Awhile back I wrote a post about the classic "mirror test" in psychological research. This test is meant to help researchers understand when a young child begins to have a sense of self. The way the test typical goes is that a researcher places a red dot on the child's nose and then places then in front of a mirror. Very young children (under about 18 months) usually think the baby in mirror is another child so they attempt to touch the mirror. As children develop, they eventually begin to understand that the child in the mirror is themselves and they will touch their own nose to try to feel the red dot. Or so that's what Western researchers thought.

As is the case with much research, most psychological experiments such as this are conducted in Western countries, primarily the US and Canada. Recently some psychologists have taken the mirror test to non-Western countries such as Kenya, Saint Lucia, Peru, and Grenada (description of full study). In testing children ages 36-55 months, (well beyond when past research has shown that children "pass" the test) about 75-85% of the Western children "passed" the test; meaning they went to touch their own face. Among non-Westerner children, however, much lower percentages of children "passed" the test (50% or less). Does this mean that non-Western children develop a sense of self at a later age? Are these children somehow developmentally delayed?

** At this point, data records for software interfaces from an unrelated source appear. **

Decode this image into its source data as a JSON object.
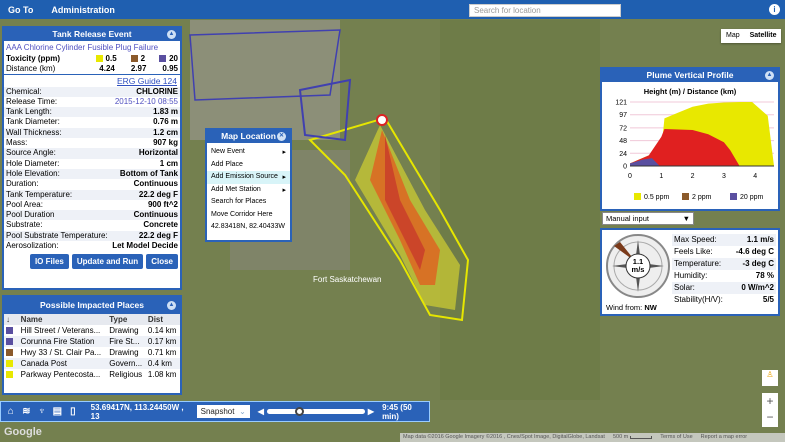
{
  "topbar": {
    "goto": "Go To",
    "admin": "Administration",
    "search_placeholder": "Search for location"
  },
  "maptype": {
    "map": "Map",
    "satellite": "Satellite"
  },
  "tank": {
    "title": "Tank Release Event",
    "event_name": "AAA Chlorine Cylinder Fusible Plug Failure",
    "toxicity_label": "Toxicity (ppm)",
    "distance_label": "Distance (km)",
    "levels": [
      {
        "ppm": "0.5",
        "color": "#e8e800",
        "dist": "4.24"
      },
      {
        "ppm": "2",
        "color": "#8b5a2b",
        "dist": "2.97"
      },
      {
        "ppm": "20",
        "color": "#5a4fa0",
        "dist": "0.95"
      }
    ],
    "erg": "ERG Guide 124",
    "props": [
      [
        "Chemical:",
        "CHLORINE"
      ],
      [
        "Release Time:",
        "2015-12-10 08:55"
      ],
      [
        "Tank Length:",
        "1.83 m"
      ],
      [
        "Tank Diameter:",
        "0.76 m"
      ],
      [
        "Wall Thickness:",
        "1.2 cm"
      ],
      [
        "Mass:",
        "907 kg"
      ],
      [
        "Source Angle:",
        "Horizontal"
      ],
      [
        "Hole Diameter:",
        "1 cm"
      ],
      [
        "Hole Elevation:",
        "Bottom of Tank"
      ],
      [
        "Duration:",
        "Continuous"
      ],
      [
        "Tank Temperature:",
        "22.2 deg F"
      ],
      [
        "Pool Area:",
        "900 ft^2"
      ],
      [
        "Pool Duration",
        "Continuous"
      ],
      [
        "Substrate:",
        "Concrete"
      ],
      [
        "Pool Substrate Temperature:",
        "22.2 deg F"
      ],
      [
        "Aerosolization:",
        "Let Model Decide"
      ]
    ],
    "buttons": {
      "io": "IO Files",
      "update": "Update and Run",
      "close": "Close"
    }
  },
  "places": {
    "title": "Possible Impacted Places",
    "headers": [
      "Name",
      "Type",
      "Dist"
    ],
    "rows": [
      {
        "color": "#5a4fa0",
        "name": "Hill Street / Veterans...",
        "type": "Drawing",
        "dist": "0.14 km"
      },
      {
        "color": "#5a4fa0",
        "name": "Corunna Fire Station",
        "type": "Fire St...",
        "dist": "0.17 km"
      },
      {
        "color": "#8b5a2b",
        "name": "Hwy 33 / St. Clair Pa...",
        "type": "Drawing",
        "dist": "0.71 km"
      },
      {
        "color": "#e8e800",
        "name": "Canada Post",
        "type": "Govern...",
        "dist": "0.4 km"
      },
      {
        "color": "#e8e800",
        "name": "Parkway Pentecosta...",
        "type": "Religious",
        "dist": "1.08 km"
      }
    ]
  },
  "menu": {
    "title": "Map Location",
    "items": [
      {
        "label": "New Event",
        "sub": true
      },
      {
        "label": "Add Place",
        "sub": false
      },
      {
        "label": "Add Emission Source",
        "sub": true
      },
      {
        "label": "Add Met Station",
        "sub": true
      },
      {
        "label": "Search for Places",
        "sub": false
      },
      {
        "label": "Move Corridor Here",
        "sub": false
      }
    ],
    "coords": "42.83418N, 82.40433W"
  },
  "profile": {
    "title": "Plume Vertical Profile",
    "chart_title": "Height (m) / Distance (km)",
    "chart_data": {
      "type": "area",
      "title": "Height (m) / Distance (km)",
      "ylim": [
        0,
        121
      ],
      "xlim": [
        0,
        4.6
      ],
      "yticks": [
        0,
        24,
        48,
        72,
        97,
        121
      ],
      "xticks": [
        0,
        1,
        2,
        3,
        4
      ],
      "series": [
        {
          "name": "0.5 ppm",
          "color": "#e8e800",
          "x": [
            0,
            0.6,
            1.0,
            1.1,
            1.5,
            2.0,
            2.5,
            3.0,
            3.5,
            3.9,
            4.4,
            4.6
          ],
          "y": [
            5,
            20,
            30,
            90,
            100,
            112,
            118,
            120,
            121,
            121,
            95,
            0
          ]
        },
        {
          "name": "2 ppm",
          "color": "#8b5a2b",
          "x": [
            0,
            0.6,
            1.0,
            1.1,
            2.0,
            2.5,
            3.0,
            3.2,
            3.5
          ],
          "y": [
            5,
            20,
            55,
            70,
            68,
            60,
            45,
            30,
            0
          ]
        },
        {
          "name": "20 ppm",
          "color": "#5a4fa0",
          "x": [
            0,
            0.4,
            0.7,
            0.95
          ],
          "y": [
            5,
            12,
            15,
            0
          ]
        }
      ]
    }
  },
  "weather": {
    "source": "Manual input",
    "speed": "1.1",
    "unit": "m/s",
    "wind_from_label": "Wind from:",
    "wind_from": "NW",
    "rows": [
      [
        "Max Speed:",
        "1.1 m/s"
      ],
      [
        "Feels Like:",
        "-4.6 deg C"
      ],
      [
        "Temperature:",
        "-3 deg C"
      ],
      [
        "Humidity:",
        "78 %"
      ],
      [
        "Solar:",
        "0 W/m^2"
      ],
      [
        "Stability(H/V):",
        "5/5"
      ]
    ]
  },
  "toolbar": {
    "coords": "53.69417N, 113.24450W , 13",
    "mode": "Snapshot",
    "time": "9:45 (50 min)",
    "progress": 0.33
  },
  "map": {
    "town": "Fort Saskatchewan",
    "attribution": "Map data ©2016 Google Imagery ©2016 , Cnes/Spot Image, DigitalGlobe, Landsat",
    "scale": "500 m",
    "terms": "Terms of Use",
    "report": "Report a map error",
    "google": "Google"
  }
}
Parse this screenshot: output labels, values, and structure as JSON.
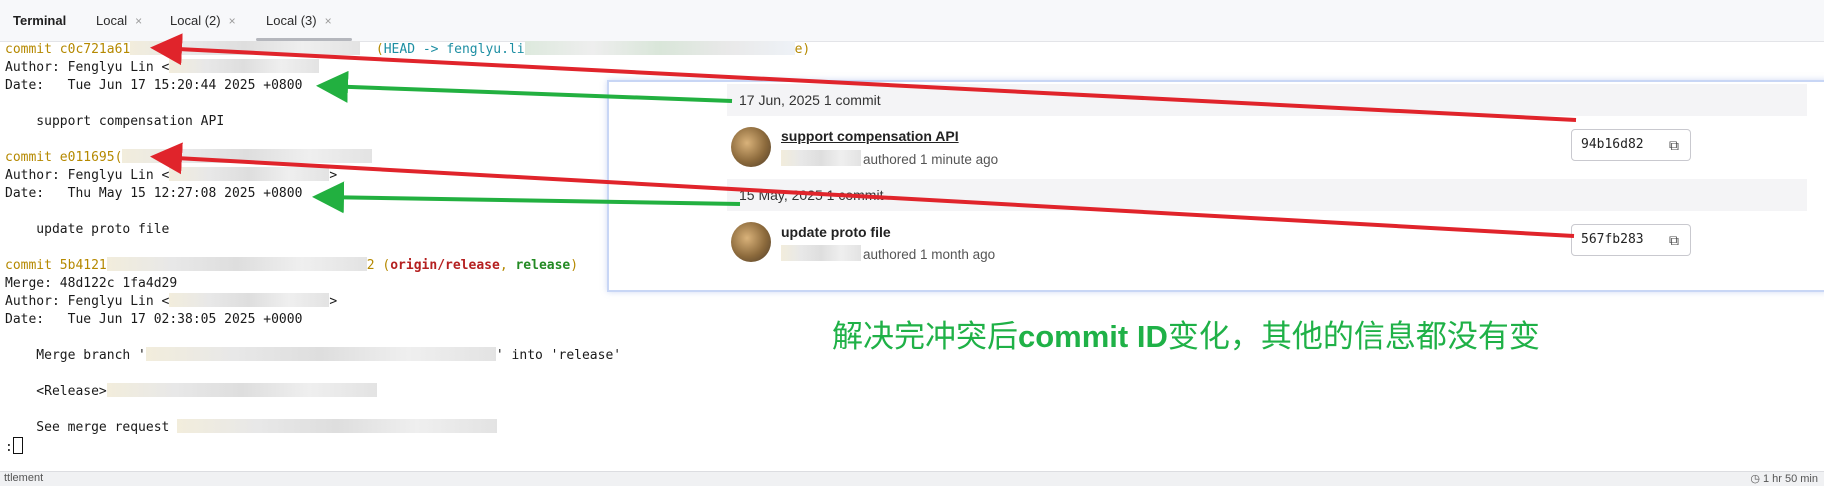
{
  "tabs": {
    "title": "Terminal",
    "items": [
      {
        "label": "Local",
        "close": "×"
      },
      {
        "label": "Local (2)",
        "close": "×"
      },
      {
        "label": "Local (3)",
        "close": "×",
        "active": true
      }
    ]
  },
  "terminal": {
    "commit1": {
      "prefix": "commit c0c721a61",
      "ref_open": "(",
      "head": "HEAD -> fenglyu.li",
      "ref_close": "e)",
      "author": "Author: Fenglyu Lin <",
      "date": "Date:   Tue Jun 17 15:20:44 2025 +0800",
      "message": "    support compensation API"
    },
    "commit2": {
      "prefix": "commit e011695(",
      "author": "Author: Fenglyu Lin <",
      "author_end": ">",
      "date": "Date:   Thu May 15 12:27:08 2025 +0800",
      "message": "    update proto file"
    },
    "commit3": {
      "prefix": "commit 5b4121",
      "ref_open": "2 (",
      "origin": "origin/release",
      "sep": ", ",
      "release": "release",
      "ref_close": ")",
      "merge": "Merge: 48d122c 1fa4d29",
      "author": "Author: Fenglyu Lin <",
      "author_end": ">",
      "date": "Date:   Tue Jun 17 02:38:05 2025 +0000",
      "msg1_start": "    Merge branch '",
      "msg1_end": "' into 'release'",
      "msg2": "    <Release>",
      "msg3": "    See merge request"
    },
    "prompt": ":"
  },
  "status_bar": {
    "left": "ttlement",
    "right": "1 hr 50 min"
  },
  "commits_panel": {
    "groups": [
      {
        "date_label": "17 Jun, 2025 1 commit",
        "title": "support compensation API",
        "meta": "authored 1 minute ago",
        "sha": "94b16d82"
      },
      {
        "date_label": "15 May, 2025 1 commit",
        "title": "update proto file",
        "meta": "authored 1 month ago",
        "sha": "567fb283"
      }
    ],
    "copy_icon": "copy-icon"
  },
  "annotation": {
    "part1": "解决完冲突后",
    "part2": "commit ID",
    "part3": "变化，其他的信息都没有变"
  },
  "colors": {
    "arrow_red": "#e0242b",
    "arrow_green": "#22b040",
    "annotation_green": "#1fb147",
    "commit_yellow": "#b58900"
  }
}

Of course, the answer is no. This seems to clearly be a case where research does not transfer well cross-culturally. The researchers who took the study to these non-Western countries explained "that they [the children] understood that it was themselves in the mirror, that the mark was unexpected, but that they were unsure of an acceptable response and therefore dared not touch or remove it."

I find this fascinating. My first thought was that maybe non-Western children have less experience with mirrors. The researchers contend that this may be part of the issue. However, they also speculate that important cultural differences are also at work here. They hypothesize that non-Western cultures may promote quiet compliance and less emphasis on asking questions of authority figures and thus the children may simply be hesitant to say anything about the mark on their face to the researcher. In the West, by contrast, children are encouraged to be independent and ask questions in order to learn so they are more likely to point out the mark to the researcher. Pretty amazing, right? Children this young have already picked up on these silent norms of society. Of course, we don't know for sure that this is what's going on since more research is needed to test out these theories.

If these cultural differences are at work in this case, it is a wonderful example of how child development, at least some aspects, is really not culture-free. Children adopt the cultural norms and influences around them, even in very subtle ways. I think this also has interesting implications for immigrant children moving from non-Western into Western cultures. If a child moves to the U.S. from a non-Western culture, what a shock it must be for them to enter a school setting in which asking questions and being somewhat assertive is valued? Culture plays an important role in our development as humans, even when we are unaware of it.

Post a Comment